==== AVAILABLE RECORDS

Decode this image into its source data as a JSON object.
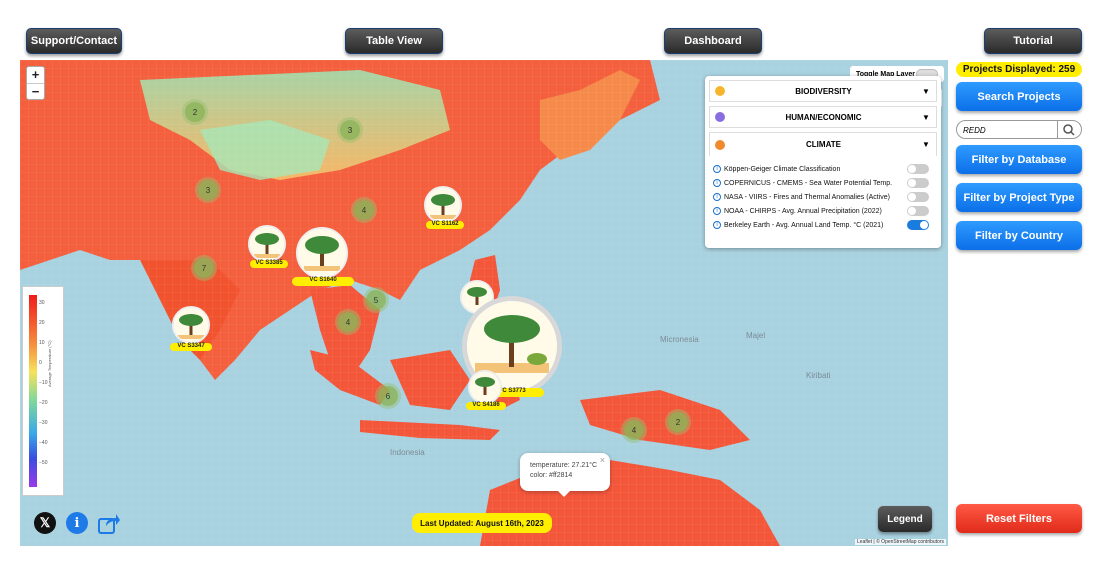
{
  "nav": {
    "support": "Support/Contact",
    "table_view": "Table View",
    "dashboard": "Dashboard",
    "tutorial": "Tutorial"
  },
  "sidebar": {
    "projects_displayed": "Projects Displayed: 259",
    "search_projects": "Search Projects",
    "search_value": "REDD",
    "filter_database": "Filter by Database",
    "filter_project_type": "Filter by Project Type",
    "filter_country": "Filter by Country",
    "reset_filters": "Reset Filters"
  },
  "map": {
    "zoom_in": "+",
    "zoom_out": "−",
    "toggle_layer_label": "Toggle Map Layer",
    "last_updated": "Last Updated: August 16th, 2023",
    "legend_button": "Legend",
    "attribution": "Leaflet | © OpenStreetMap contributors",
    "popup_line1": "temperature: 27.21°C",
    "popup_line2": "color: #ff2814",
    "popup_close": "×",
    "legend_scale": {
      "title": "Average Temperature (°C)",
      "ticks": [
        "30",
        "20",
        "10",
        "0",
        "−10",
        "−20",
        "−30",
        "−40",
        "−50"
      ]
    },
    "place_labels": [
      "Micronesia",
      "Majel",
      "Kiribati",
      "Indonesia"
    ],
    "clusters": [
      "2",
      "3",
      "3",
      "4",
      "7",
      "5",
      "4",
      "6",
      "4",
      "2"
    ],
    "markers": [
      "VC S1162",
      "VC S3385",
      "VC S1640",
      "VC S3347",
      "VC S3773",
      "VC S4186"
    ]
  },
  "layers_panel": {
    "biodiversity": "BIODIVERSITY",
    "human_economic": "HUMAN/ECONOMIC",
    "climate": "CLIMATE",
    "climate_layers": [
      {
        "label": "Köppen-Geiger Climate Classification",
        "on": false
      },
      {
        "label": "COPERNICUS - CMEMS - Sea Water Potential Temp.",
        "on": false
      },
      {
        "label": "NASA - VIIRS - Fires and Thermal Anomalies (Active)",
        "on": false
      },
      {
        "label": "NOAA - CHIRPS - Avg. Annual Precipitation (2022)",
        "on": false
      },
      {
        "label": "Berkeley Earth - Avg. Annual Land Temp. °C (2021)",
        "on": true
      }
    ]
  },
  "colors": {
    "accent_blue": "#0b6fe8",
    "highlight_yellow": "#ffee00",
    "reset_red": "#f03a2a",
    "ocean": "#a9d2e0",
    "hot_land": "#f4563a"
  }
}
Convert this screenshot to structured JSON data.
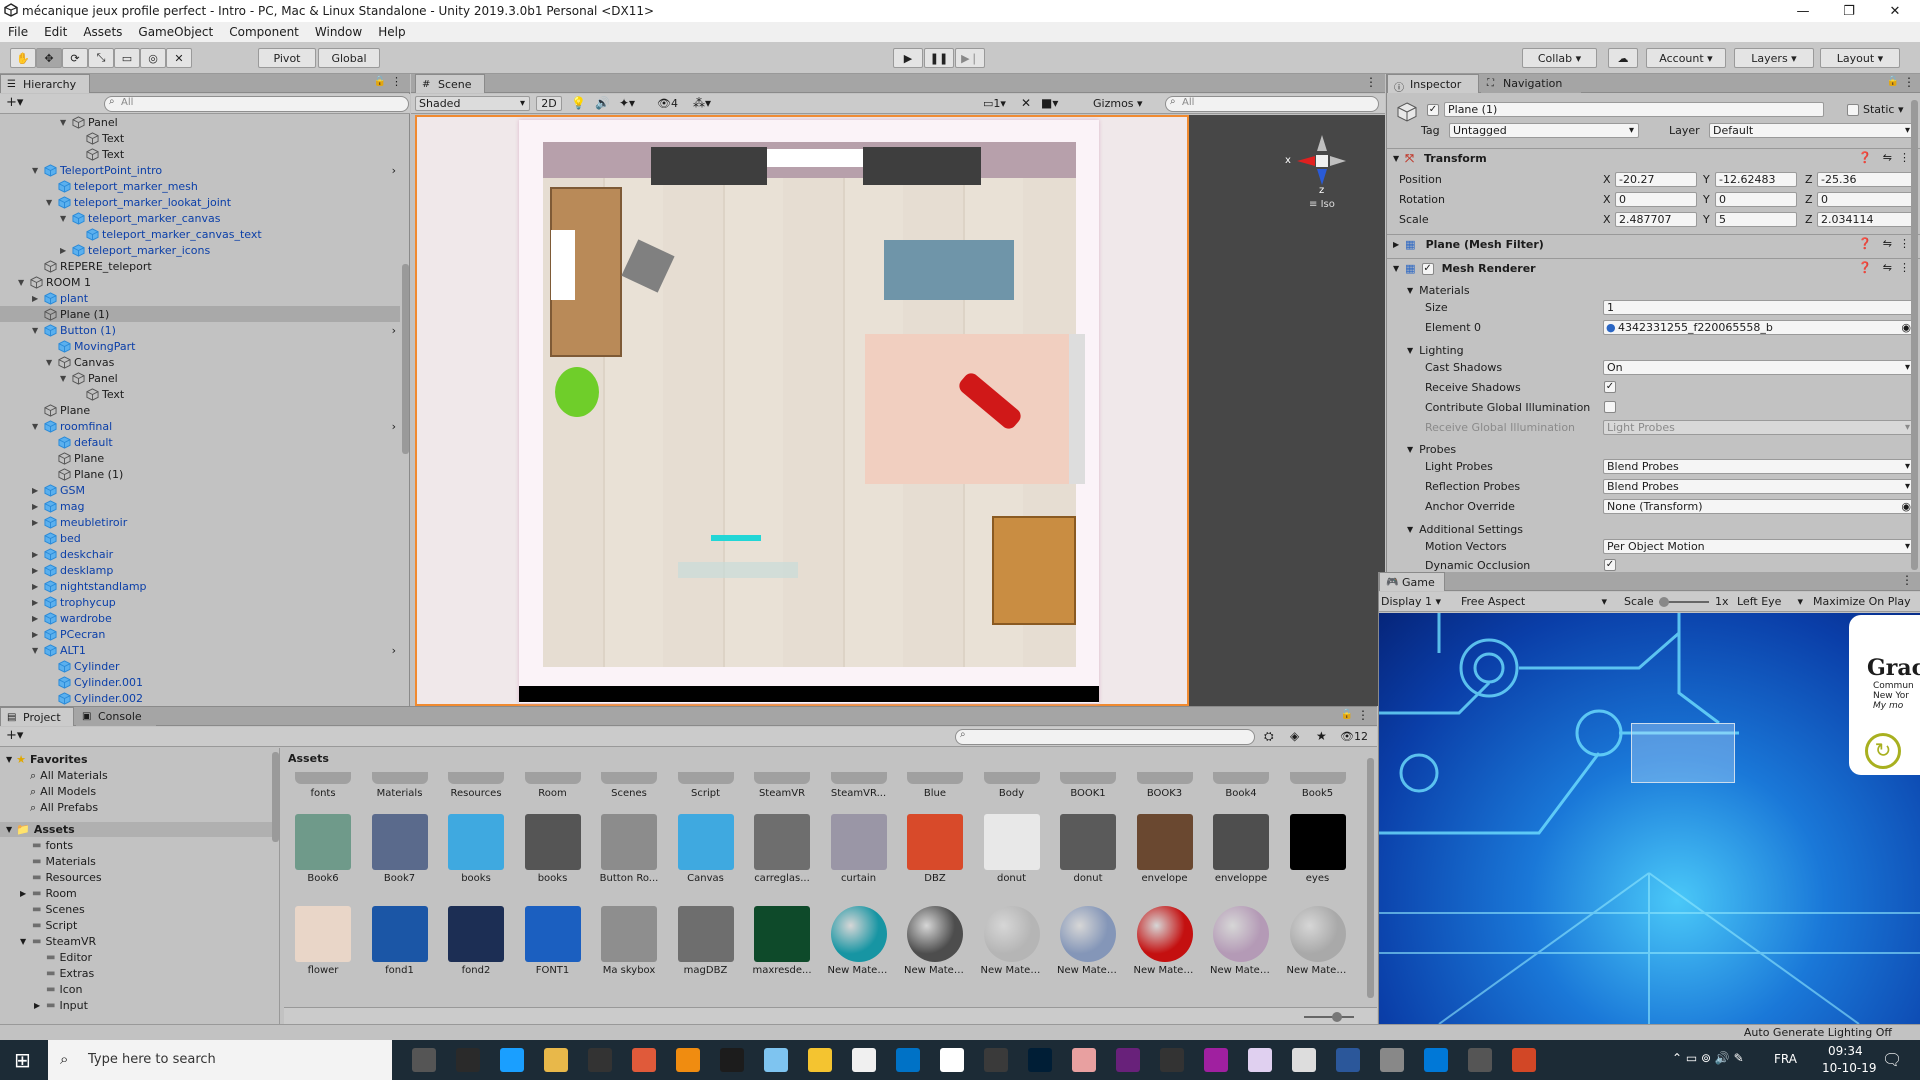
{
  "window": {
    "title": "mécanique jeux profile perfect - Intro - PC, Mac & Linux Standalone - Unity 2019.3.0b1 Personal <DX11>",
    "minimize": "—",
    "maximize": "❐",
    "close": "✕"
  },
  "menu": [
    "File",
    "Edit",
    "Assets",
    "GameObject",
    "Component",
    "Window",
    "Help"
  ],
  "toolbar": {
    "pivot": "Pivot",
    "global": "Global",
    "collab": "Collab",
    "account": "Account",
    "layers": "Layers",
    "layout": "Layout"
  },
  "hierarchy": {
    "tab": "Hierarchy",
    "search_placeholder": "All",
    "items": [
      {
        "label": "Panel",
        "indent": 4,
        "arrow": "▼",
        "prefab": false
      },
      {
        "label": "Text",
        "indent": 5,
        "arrow": "",
        "prefab": false
      },
      {
        "label": "Text",
        "indent": 5,
        "arrow": "",
        "prefab": false
      },
      {
        "label": "TeleportPoint_intro",
        "indent": 2,
        "arrow": "▼",
        "prefab": true
      },
      {
        "label": "teleport_marker_mesh",
        "indent": 3,
        "arrow": "",
        "prefab": true
      },
      {
        "label": "teleport_marker_lookat_joint",
        "indent": 3,
        "arrow": "▼",
        "prefab": true
      },
      {
        "label": "teleport_marker_canvas",
        "indent": 4,
        "arrow": "▼",
        "prefab": true
      },
      {
        "label": "teleport_marker_canvas_text",
        "indent": 5,
        "arrow": "",
        "prefab": true
      },
      {
        "label": "teleport_marker_icons",
        "indent": 4,
        "arrow": "▶",
        "prefab": true
      },
      {
        "label": "REPERE_teleport",
        "indent": 2,
        "arrow": "",
        "prefab": false
      },
      {
        "label": "ROOM 1",
        "indent": 1,
        "arrow": "▼",
        "prefab": false
      },
      {
        "label": "plant",
        "indent": 2,
        "arrow": "▶",
        "prefab": true
      },
      {
        "label": "Plane (1)",
        "indent": 2,
        "arrow": "",
        "prefab": false,
        "selected": true
      },
      {
        "label": "Button (1)",
        "indent": 2,
        "arrow": "▼",
        "prefab": true
      },
      {
        "label": "MovingPart",
        "indent": 3,
        "arrow": "",
        "prefab": true
      },
      {
        "label": "Canvas",
        "indent": 3,
        "arrow": "▼",
        "prefab": false
      },
      {
        "label": "Panel",
        "indent": 4,
        "arrow": "▼",
        "prefab": false
      },
      {
        "label": "Text",
        "indent": 5,
        "arrow": "",
        "prefab": false
      },
      {
        "label": "Plane",
        "indent": 2,
        "arrow": "",
        "prefab": false
      },
      {
        "label": "roomfinal",
        "indent": 2,
        "arrow": "▼",
        "prefab": true
      },
      {
        "label": "default",
        "indent": 3,
        "arrow": "",
        "prefab": true
      },
      {
        "label": "Plane",
        "indent": 3,
        "arrow": "",
        "prefab": false
      },
      {
        "label": "Plane (1)",
        "indent": 3,
        "arrow": "",
        "prefab": false
      },
      {
        "label": "GSM",
        "indent": 2,
        "arrow": "▶",
        "prefab": true
      },
      {
        "label": "mag",
        "indent": 2,
        "arrow": "▶",
        "prefab": true
      },
      {
        "label": "meubletiroir",
        "indent": 2,
        "arrow": "▶",
        "prefab": true
      },
      {
        "label": "bed",
        "indent": 2,
        "arrow": "",
        "prefab": true
      },
      {
        "label": "deskchair",
        "indent": 2,
        "arrow": "▶",
        "prefab": true
      },
      {
        "label": "desklamp",
        "indent": 2,
        "arrow": "▶",
        "prefab": true
      },
      {
        "label": "nightstandlamp",
        "indent": 2,
        "arrow": "▶",
        "prefab": true
      },
      {
        "label": "trophycup",
        "indent": 2,
        "arrow": "▶",
        "prefab": true
      },
      {
        "label": "wardrobe",
        "indent": 2,
        "arrow": "▶",
        "prefab": true
      },
      {
        "label": "PCecran",
        "indent": 2,
        "arrow": "▶",
        "prefab": true
      },
      {
        "label": "ALT1",
        "indent": 2,
        "arrow": "▼",
        "prefab": true
      },
      {
        "label": "Cylinder",
        "indent": 3,
        "arrow": "",
        "prefab": true
      },
      {
        "label": "Cylinder.001",
        "indent": 3,
        "arrow": "",
        "prefab": true
      },
      {
        "label": "Cylinder.002",
        "indent": 3,
        "arrow": "",
        "prefab": true
      }
    ]
  },
  "scene": {
    "tab": "Scene",
    "shading": "Shaded",
    "mode_2d": "2D",
    "hidden_count": "4",
    "camera_count": "1",
    "gizmos": "Gizmos",
    "search_placeholder": "All",
    "iso_label": "Iso",
    "axis_x": "x",
    "axis_z": "z"
  },
  "inspector": {
    "tab": "Inspector",
    "tab2": "Navigation",
    "object_name": "Plane (1)",
    "static_label": "Static",
    "tag_label": "Tag",
    "tag_value": "Untagged",
    "layer_label": "Layer",
    "layer_value": "Default",
    "transform": {
      "title": "Transform",
      "position_label": "Position",
      "rotation_label": "Rotation",
      "scale_label": "Scale",
      "position": {
        "x": "-20.27",
        "y": "-12.62483",
        "z": "-25.36"
      },
      "rotation": {
        "x": "0",
        "y": "0",
        "z": "0"
      },
      "scale": {
        "x": "2.487707",
        "y": "5",
        "z": "2.034114"
      }
    },
    "mesh_filter_title": "Plane (Mesh Filter)",
    "mesh_renderer": {
      "title": "Mesh Renderer",
      "materials_label": "Materials",
      "size_label": "Size",
      "size_value": "1",
      "element0_label": "Element 0",
      "element0_value": "4342331255_f220065558_b",
      "lighting_label": "Lighting",
      "cast_shadows_label": "Cast Shadows",
      "cast_shadows_value": "On",
      "receive_shadows_label": "Receive Shadows",
      "contribute_gi_label": "Contribute Global Illumination",
      "receive_gi_label": "Receive Global Illumination",
      "receive_gi_value": "Light Probes",
      "probes_label": "Probes",
      "light_probes_label": "Light Probes",
      "light_probes_value": "Blend Probes",
      "reflection_probes_label": "Reflection Probes",
      "reflection_probes_value": "Blend Probes",
      "anchor_override_label": "Anchor Override",
      "anchor_override_value": "None (Transform)",
      "additional_label": "Additional Settings",
      "motion_vectors_label": "Motion Vectors",
      "motion_vectors_value": "Per Object Motion",
      "dynamic_occlusion_label": "Dynamic Occlusion"
    }
  },
  "game": {
    "tab": "Game",
    "display": "Display 1",
    "aspect": "Free Aspect",
    "scale_label": "Scale",
    "scale_value": "1x",
    "eye": "Left Eye",
    "maximize": "Maximize On Play",
    "overlay_text_1": "Grac",
    "overlay_text_2": "Commun",
    "overlay_text_3": "New Yor",
    "overlay_text_4": "My mo"
  },
  "project": {
    "tab": "Project",
    "tab2": "Console",
    "hidden_count": "12",
    "favorites_label": "Favorites",
    "favorites": [
      "All Materials",
      "All Models",
      "All Prefabs"
    ],
    "assets_label": "Assets",
    "breadcrumb": "Assets",
    "folders": [
      {
        "label": "fonts",
        "indent": 1,
        "arrow": ""
      },
      {
        "label": "Materials",
        "indent": 1,
        "arrow": ""
      },
      {
        "label": "Resources",
        "indent": 1,
        "arrow": ""
      },
      {
        "label": "Room",
        "indent": 1,
        "arrow": "▶"
      },
      {
        "label": "Scenes",
        "indent": 1,
        "arrow": ""
      },
      {
        "label": "Script",
        "indent": 1,
        "arrow": ""
      },
      {
        "label": "SteamVR",
        "indent": 1,
        "arrow": "▼"
      },
      {
        "label": "Editor",
        "indent": 2,
        "arrow": ""
      },
      {
        "label": "Extras",
        "indent": 2,
        "arrow": ""
      },
      {
        "label": "Icon",
        "indent": 2,
        "arrow": ""
      },
      {
        "label": "Input",
        "indent": 2,
        "arrow": "▶"
      }
    ],
    "row1": [
      "fonts",
      "Materials",
      "Resources",
      "Room",
      "Scenes",
      "Script",
      "SteamVR",
      "SteamVR...",
      "Blue",
      "Body",
      "BOOK1",
      "BOOK3",
      "Book4",
      "Book5"
    ],
    "row2": [
      {
        "label": "Book6",
        "color": "#6f9a8a"
      },
      {
        "label": "Book7",
        "color": "#5a6a8c"
      },
      {
        "label": "books",
        "color": "#3fa9e0"
      },
      {
        "label": "books",
        "color": "#555555"
      },
      {
        "label": "Button Ro...",
        "color": "#8c8c8c"
      },
      {
        "label": "Canvas",
        "color": "#3fa9e0"
      },
      {
        "label": "carreglas...",
        "color": "#6e6e6e"
      },
      {
        "label": "curtain",
        "color": "#9a96a6"
      },
      {
        "label": "DBZ",
        "color": "#d84a2a"
      },
      {
        "label": "donut",
        "color": "#e8e8e8"
      },
      {
        "label": "donut",
        "color": "#5a5a5a"
      },
      {
        "label": "envelope",
        "color": "#6a4830"
      },
      {
        "label": "enveloppe",
        "color": "#4e4e4e"
      },
      {
        "label": "eyes",
        "color": "#000000"
      }
    ],
    "row3": [
      {
        "label": "flower",
        "color": "#e9d6c8"
      },
      {
        "label": "fond1",
        "color": "#1b56a6"
      },
      {
        "label": "fond2",
        "color": "#1c2e54"
      },
      {
        "label": "FONT1",
        "color": "#1b5fc0"
      },
      {
        "label": "Ma skybox",
        "color": "#8e8e8e"
      },
      {
        "label": "magDBZ",
        "color": "#6e6e6e"
      },
      {
        "label": "maxresde...",
        "color": "#0e4a2a"
      },
      {
        "label": "New Mater...",
        "color": "#1795a3"
      },
      {
        "label": "New Mater...",
        "color": "#4d4d4d"
      },
      {
        "label": "New Mater...",
        "color": "#b5b5b5"
      },
      {
        "label": "New Mater...",
        "color": "#8496b8"
      },
      {
        "label": "New Mater...",
        "color": "#c41010"
      },
      {
        "label": "New Mater...",
        "color": "#b49ab6"
      },
      {
        "label": "New Mater...",
        "color": "#a9a9a9"
      }
    ]
  },
  "status": {
    "right": "Auto Generate Lighting Off"
  },
  "taskbar": {
    "search_placeholder": "Type here to search",
    "lang": "FRA",
    "time": "09:34",
    "date": "10-10-19"
  }
}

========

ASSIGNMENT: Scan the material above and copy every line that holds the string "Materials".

EXPECTED OUTPUT:
      "materials_label": "Materials",
      "All Materials",
        "label": "Materials",
      "Materials",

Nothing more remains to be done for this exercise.